PROBLEM DESCRIPTION: Every entry must come back exactly as it was written.

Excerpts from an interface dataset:

• • • •

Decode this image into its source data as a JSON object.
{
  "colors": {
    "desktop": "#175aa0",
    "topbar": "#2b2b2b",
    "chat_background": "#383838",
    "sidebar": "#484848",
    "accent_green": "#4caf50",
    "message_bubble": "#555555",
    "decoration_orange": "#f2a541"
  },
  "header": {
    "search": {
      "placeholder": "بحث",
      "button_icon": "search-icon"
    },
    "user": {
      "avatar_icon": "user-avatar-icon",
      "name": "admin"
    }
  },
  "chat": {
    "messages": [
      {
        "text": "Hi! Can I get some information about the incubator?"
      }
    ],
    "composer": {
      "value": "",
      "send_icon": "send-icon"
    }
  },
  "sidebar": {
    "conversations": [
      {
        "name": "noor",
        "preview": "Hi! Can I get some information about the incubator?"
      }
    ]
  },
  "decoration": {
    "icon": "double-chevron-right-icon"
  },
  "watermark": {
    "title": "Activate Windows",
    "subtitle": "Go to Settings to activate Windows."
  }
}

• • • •

OUTPUT FOR THIS EXERCISE:
Decode this image into its source data as a JSON object.
{
  "colors": {
    "desktop": "#175aa0",
    "topbar": "#2b2b2b",
    "chat_background": "#383838",
    "sidebar": "#484848",
    "accent_green": "#4caf50",
    "message_bubble": "#555555",
    "decoration_orange": "#f2a541"
  },
  "header": {
    "search": {
      "placeholder": "بحث",
      "button_icon": "search-icon"
    },
    "user": {
      "avatar_icon": "user-avatar-icon",
      "name": "admin"
    }
  },
  "chat": {
    "messages": [
      {
        "text": "Hi! Can I get some information about the incubator?"
      }
    ],
    "composer": {
      "value": "",
      "send_icon": "send-icon"
    }
  },
  "sidebar": {
    "conversations": [
      {
        "name": "noor",
        "preview": "Hi! Can I get some information about the incubator?"
      }
    ]
  },
  "decoration": {
    "icon": "double-chevron-right-icon"
  },
  "watermark": {
    "title": "Activate Windows",
    "subtitle": "Go to Settings to activate Windows."
  }
}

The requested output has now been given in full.